Assigned task >>
Without the pictures, give the records again exactly as they appear.

··· Available records

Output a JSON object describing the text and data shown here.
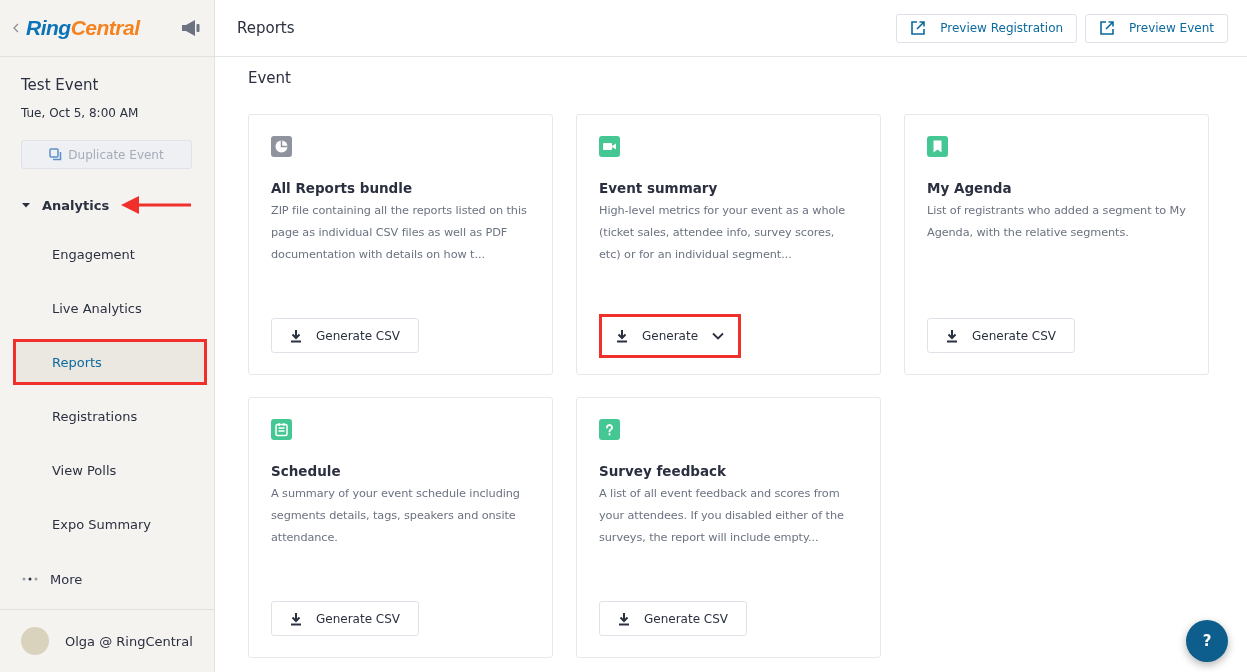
{
  "sidebar": {
    "logo_first": "Ring",
    "logo_second": "Central",
    "event_title": "Test Event",
    "event_date": "Tue, Oct 5, 8:00 AM",
    "duplicate_button": {
      "label": "Duplicate Event",
      "disabled": true
    },
    "section": {
      "label": "Analytics",
      "expanded": true,
      "pointed": true
    },
    "items": [
      {
        "label": "Engagement",
        "selected": false,
        "highlighted": false
      },
      {
        "label": "Live Analytics",
        "selected": false,
        "highlighted": false
      },
      {
        "label": "Reports",
        "selected": true,
        "highlighted": true
      },
      {
        "label": "Registrations",
        "selected": false,
        "highlighted": false
      },
      {
        "label": "View Polls",
        "selected": false,
        "highlighted": false
      },
      {
        "label": "Expo Summary",
        "selected": false,
        "highlighted": false
      }
    ],
    "more": "More",
    "user": "Olga @ RingCentral"
  },
  "header": {
    "title": "Reports",
    "buttons": [
      "Preview Registration",
      "Preview Event"
    ]
  },
  "section_title": "Event",
  "cards": [
    {
      "kind": "pie",
      "color": "#8e939e",
      "title": "All Reports bundle",
      "description": "ZIP file containing all the reports listed on this page as individual CSV files as well as PDF documentation with details on how t...",
      "button": {
        "kind": "plain",
        "label": "Generate CSV",
        "highlighted": false
      }
    },
    {
      "kind": "video",
      "color": "#45c794",
      "title": "Event summary",
      "description": "High-level metrics for your event as a whole (ticket sales, attendee info, survey scores, etc) or for an individual segment...",
      "button": {
        "kind": "dropdown",
        "label": "Generate",
        "highlighted": true
      }
    },
    {
      "kind": "bookmark",
      "color": "#45c794",
      "title": "My Agenda",
      "description": "List of registrants who added a segment to My Agenda, with the relative segments.",
      "button": {
        "kind": "plain",
        "label": "Generate CSV",
        "highlighted": false
      }
    },
    {
      "kind": "calendar",
      "color": "#45c794",
      "title": "Schedule",
      "description": "A summary of your event schedule including segments details, tags, speakers and onsite attendance.",
      "button": {
        "kind": "plain",
        "label": "Generate CSV",
        "highlighted": false
      }
    },
    {
      "kind": "question",
      "color": "#45c794",
      "title": "Survey feedback",
      "description": "A list of all event feedback and scores from your attendees. If you disabled either of the surveys, the report will include empty...",
      "button": {
        "kind": "plain",
        "label": "Generate CSV",
        "highlighted": false
      }
    }
  ],
  "help_button": "?"
}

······

Problem solution >>
Output a JSON object describing the text and data shown here.
{
  "sidebar": {
    "logo_first": "Ring",
    "logo_second": "Central",
    "event_title": "Test Event",
    "event_date": "Tue, Oct 5, 8:00 AM",
    "duplicate_button": {
      "label": "Duplicate Event",
      "disabled": true
    },
    "section": {
      "label": "Analytics",
      "expanded": true,
      "pointed": true
    },
    "items": [
      {
        "label": "Engagement",
        "selected": false,
        "highlighted": false
      },
      {
        "label": "Live Analytics",
        "selected": false,
        "highlighted": false
      },
      {
        "label": "Reports",
        "selected": true,
        "highlighted": true
      },
      {
        "label": "Registrations",
        "selected": false,
        "highlighted": false
      },
      {
        "label": "View Polls",
        "selected": false,
        "highlighted": false
      },
      {
        "label": "Expo Summary",
        "selected": false,
        "highlighted": false
      }
    ],
    "more": "More",
    "user": "Olga @ RingCentral"
  },
  "header": {
    "title": "Reports",
    "buttons": [
      "Preview Registration",
      "Preview Event"
    ]
  },
  "section_title": "Event",
  "cards": [
    {
      "kind": "pie",
      "color": "#8e939e",
      "title": "All Reports bundle",
      "description": "ZIP file containing all the reports listed on this page as individual CSV files as well as PDF documentation with details on how t...",
      "button": {
        "kind": "plain",
        "label": "Generate CSV",
        "highlighted": false
      }
    },
    {
      "kind": "video",
      "color": "#45c794",
      "title": "Event summary",
      "description": "High-level metrics for your event as a whole (ticket sales, attendee info, survey scores, etc) or for an individual segment...",
      "button": {
        "kind": "dropdown",
        "label": "Generate",
        "highlighted": true
      }
    },
    {
      "kind": "bookmark",
      "color": "#45c794",
      "title": "My Agenda",
      "description": "List of registrants who added a segment to My Agenda, with the relative segments.",
      "button": {
        "kind": "plain",
        "label": "Generate CSV",
        "highlighted": false
      }
    },
    {
      "kind": "calendar",
      "color": "#45c794",
      "title": "Schedule",
      "description": "A summary of your event schedule including segments details, tags, speakers and onsite attendance.",
      "button": {
        "kind": "plain",
        "label": "Generate CSV",
        "highlighted": false
      }
    },
    {
      "kind": "question",
      "color": "#45c794",
      "title": "Survey feedback",
      "description": "A list of all event feedback and scores from your attendees. If you disabled either of the surveys, the report will include empty...",
      "button": {
        "kind": "plain",
        "label": "Generate CSV",
        "highlighted": false
      }
    }
  ],
  "help_button": "?"
}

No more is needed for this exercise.